Faced with limited resources, policy makers need to know when and where to target support for displaced workers. The academic literature offers little support, presenting widely-ranging results without a consistent explanation for the observed differences in wages after workers are displaced. In this paper, we demonstrate that the heterogeneity found in the literature is consistent with varying market conditions. The results suggest that support for displaced workers can be more efficiently allocated by considering the timing and location of displacement.
8. Kaplan, D., y B. Pierce, "Firmwide Versus Establishment-Specific Labor-Market Practices," Review of Economics and Statistics,87 (2005): 569-578.
We construct a novel data set matching occupational data from separate establishments to the establishments' corporate parents in order to study labor market links across establishments within diverse firms. We find substantial wage components common to all establishments within firms, even after netting out industry and occupation effects. However, employment changes are localized to establishments. The data suggest that internal labor markets of multi-establishment firms are linked throughout their entire organizations, but that establishment-level demand shocks do not permeate throughout the firm.
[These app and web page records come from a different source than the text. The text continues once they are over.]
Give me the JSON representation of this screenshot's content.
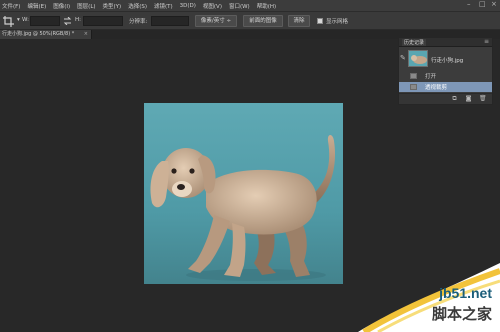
{
  "menu": [
    "文件(F)",
    "编辑(E)",
    "图像(I)",
    "图层(L)",
    "类型(Y)",
    "选择(S)",
    "滤镜(T)",
    "3D(D)",
    "视图(V)",
    "窗口(W)",
    "帮助(H)"
  ],
  "options": {
    "w_label": "W:",
    "h_label": "H:",
    "resolution_label": "分辨率:",
    "unit_select": "像素/英寸 ÷",
    "front_image_button": "前面的图像",
    "clear_button": "清除",
    "show_grid_label": "显示网格"
  },
  "document_tab": {
    "title": "行走小狗.jpg @ 50%(RGB/8) *",
    "close": "×"
  },
  "history_panel": {
    "title": "历史记录",
    "menu_icon": "≡",
    "snapshot_name": "行走小狗.jpg",
    "items": [
      "打开",
      "透视裁剪"
    ],
    "active_index": 1
  },
  "watermark": {
    "url": "jb51.net",
    "name": "脚本之家"
  },
  "colors": {
    "accent": "#7e97b7",
    "photo_background": "#5aa6b1"
  }
}
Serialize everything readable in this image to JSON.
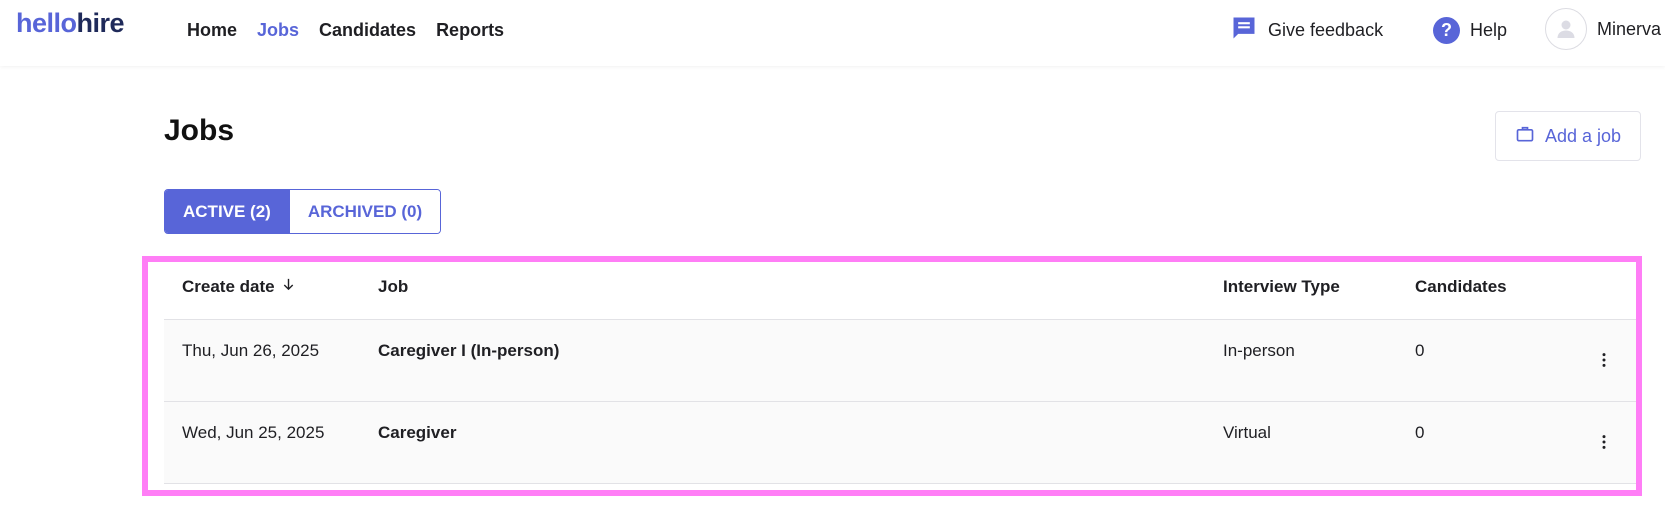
{
  "app": {
    "logo_part1": "hello",
    "logo_part2": "hire",
    "brand_color": "#5865d8"
  },
  "nav": {
    "items": [
      {
        "label": "Home",
        "active": false
      },
      {
        "label": "Jobs",
        "active": true
      },
      {
        "label": "Candidates",
        "active": false
      },
      {
        "label": "Reports",
        "active": false
      }
    ]
  },
  "header_actions": {
    "feedback_label": "Give feedback",
    "feedback_icon": "chat-bubble-icon",
    "help_label": "Help",
    "help_icon": "question-circle-icon",
    "user_name": "Minerva",
    "user_icon": "person-avatar-icon"
  },
  "page": {
    "title": "Jobs",
    "add_job_label": "Add a job",
    "add_job_icon": "briefcase-icon"
  },
  "tabs": [
    {
      "label": "ACTIVE (2)",
      "active": true
    },
    {
      "label": "ARCHIVED (0)",
      "active": false
    }
  ],
  "table": {
    "columns": [
      "Create date",
      "Job",
      "Interview Type",
      "Candidates"
    ],
    "sort_icon": "arrow-down-icon",
    "rows": [
      {
        "create_date": "Thu, Jun 26, 2025",
        "job": "Caregiver I (In-person)",
        "interview_type": "In-person",
        "candidates": "0"
      },
      {
        "create_date": "Wed, Jun 25, 2025",
        "job": "Caregiver",
        "interview_type": "Virtual",
        "candidates": "0"
      }
    ],
    "row_menu_icon": "more-vertical-icon"
  },
  "highlight_color": "#ff7ef6"
}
9. Krasa, S., T. Sharma., y A. Villamil, "Debt Contracts and Cooperative Improvements," Journal of Mathematical Economics, 41 (2005): 857-874.
In this paper we consider a dynamic game with imperfect information between a borrower and lender who must write a contract to produce a consumption good. In order to analyze the game, we introduce the concept of a coalitional perfect Bayesian Nash equilibrium (cPBNE). We prove that equilibria exist and are efficient in a precise sense, and that deterministic contracts that resemble debt are optimal for a general class of economies. The cPBNE solution concept captures both the non-cooperative aspect of firm liquidation and the cooperative aspect of renegotiation.
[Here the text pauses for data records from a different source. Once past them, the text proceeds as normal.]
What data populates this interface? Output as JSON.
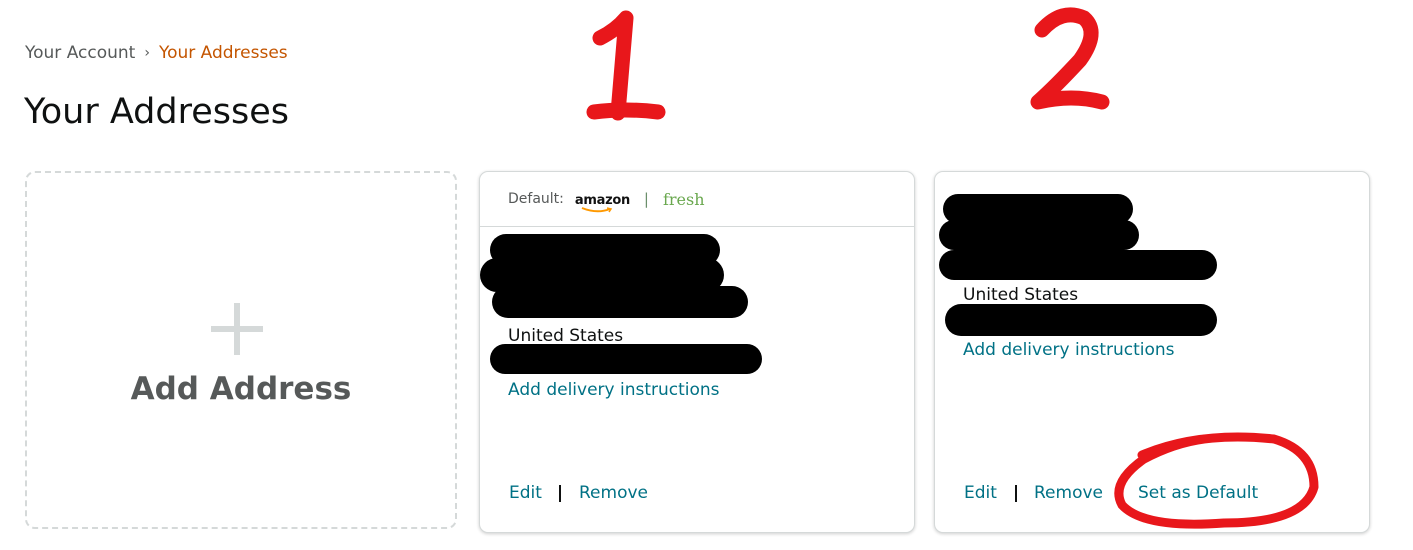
{
  "breadcrumb": {
    "parent": "Your Account",
    "separator": "›",
    "current": "Your Addresses"
  },
  "page_title": "Your Addresses",
  "add_card": {
    "icon": "plus-icon",
    "label": "Add Address"
  },
  "addresses": [
    {
      "default_label": "Default:",
      "brand_logos": [
        "amazon",
        "fresh"
      ],
      "logo_separator": "|",
      "country": "United States",
      "delivery_link": "Add delivery instructions",
      "edit": "Edit",
      "remove": "Remove"
    },
    {
      "country": "United States",
      "delivery_link": "Add delivery instructions",
      "edit": "Edit",
      "remove": "Remove",
      "set_default": "Set as Default"
    }
  ],
  "annotations": {
    "label_1": "1",
    "label_2": "2",
    "color": "#e8171b"
  },
  "colors": {
    "link": "#007185",
    "breadcrumb_current": "#c45500",
    "redaction": "#000000"
  }
}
10. Obiols, F., y C. Urrutia, "Transitional dynamics and the distribution of assets," Economic Theory, 25 (2005): 381-400.
We study the evolution of the distribution of assets in a discrete time, deterministic growth model with log-utility, a minimum consumption requirement, Cobb-Douglas technology, and agents differing in initial assets. We prove that the coefficient of variation in assets across agents decreases monotonically in a transition to the steady state from below, if (i) the consumption requirement is zero, or (ii) the consumption requirement is not too big and the initial capital stock is large enough. We also show how a positive consumption requirement or a small elasticity of substitution between capital and labor can generate non-monotonic paths for inequality.
11. Quercioli, E., "Training, Turnover, and Search," International Economic Review, 46 (2005): 133-143.
This article explores a model of firm-specific training in a job search environment with labor turnover. The main substantive finding is a positive association between training and wages (when dispersed). The article then precisely characterizes how both wage dispersion and firm profitability depend on the flow value b>=0 of workers' unmatched time. It is shown that: (i) for all high values b, no equilibrium exists; (ii) for intermediate values b, multiple equilibria arise, where firms earn zero profits, and choose from a general wage distribution; (iii) for all lower values b, there is a unique equilibrium, with firms earning positive profits, and choosing from an atomless set of wages.
12. Torres, R., "Limiting Dictatorial Rules," Journal of Mathematical Economics, 41 (2005): 913-935.
We consider the preference aggregation problem in infinite societies. In our model, there are arbitrarily many agents and alternatives, and admissible coalitions may be restricted to lie in an algebra. In this framework (which includes the standard one), we characterize, in terms of Strict Neutrality, the Ultrafilter Property of preference aggregation rules. Based on this property, we define the concept of Limiting Dictatorial rules, which are characterized by the existence of arbitrarily small decisive coalitions. We show that in infinite societies which can be well approximated by finite ones, any Arrovian rule is Limiting Dictatorial.